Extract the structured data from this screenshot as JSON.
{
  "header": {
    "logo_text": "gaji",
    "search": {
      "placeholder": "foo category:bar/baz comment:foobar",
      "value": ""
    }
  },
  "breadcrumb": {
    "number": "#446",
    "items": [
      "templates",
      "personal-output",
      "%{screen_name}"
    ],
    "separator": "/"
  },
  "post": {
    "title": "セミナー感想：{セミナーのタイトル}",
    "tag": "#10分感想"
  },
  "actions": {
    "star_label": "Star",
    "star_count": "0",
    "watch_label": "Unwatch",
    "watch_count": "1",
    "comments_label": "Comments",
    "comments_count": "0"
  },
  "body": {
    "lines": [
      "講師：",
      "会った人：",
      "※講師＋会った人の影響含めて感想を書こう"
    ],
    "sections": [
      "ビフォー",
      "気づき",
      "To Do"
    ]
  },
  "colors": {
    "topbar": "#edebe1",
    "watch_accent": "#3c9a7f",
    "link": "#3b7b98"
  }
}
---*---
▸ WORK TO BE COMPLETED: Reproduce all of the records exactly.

▸ TASK OUTPUT:
Extract the structured data from this screenshot as JSON.
{
  "header": {
    "logo_text": "gaji",
    "search": {
      "placeholder": "foo category:bar/baz comment:foobar",
      "value": ""
    }
  },
  "breadcrumb": {
    "number": "#446",
    "items": [
      "templates",
      "personal-output",
      "%{screen_name}"
    ],
    "separator": "/"
  },
  "post": {
    "title": "セミナー感想：{セミナーのタイトル}",
    "tag": "#10分感想"
  },
  "actions": {
    "star_label": "Star",
    "star_count": "0",
    "watch_label": "Unwatch",
    "watch_count": "1",
    "comments_label": "Comments",
    "comments_count": "0"
  },
  "body": {
    "lines": [
      "講師：",
      "会った人：",
      "※講師＋会った人の影響含めて感想を書こう"
    ],
    "sections": [
      "ビフォー",
      "気づき",
      "To Do"
    ]
  },
  "colors": {
    "topbar": "#edebe1",
    "watch_accent": "#3c9a7f",
    "link": "#3b7b98"
  }
}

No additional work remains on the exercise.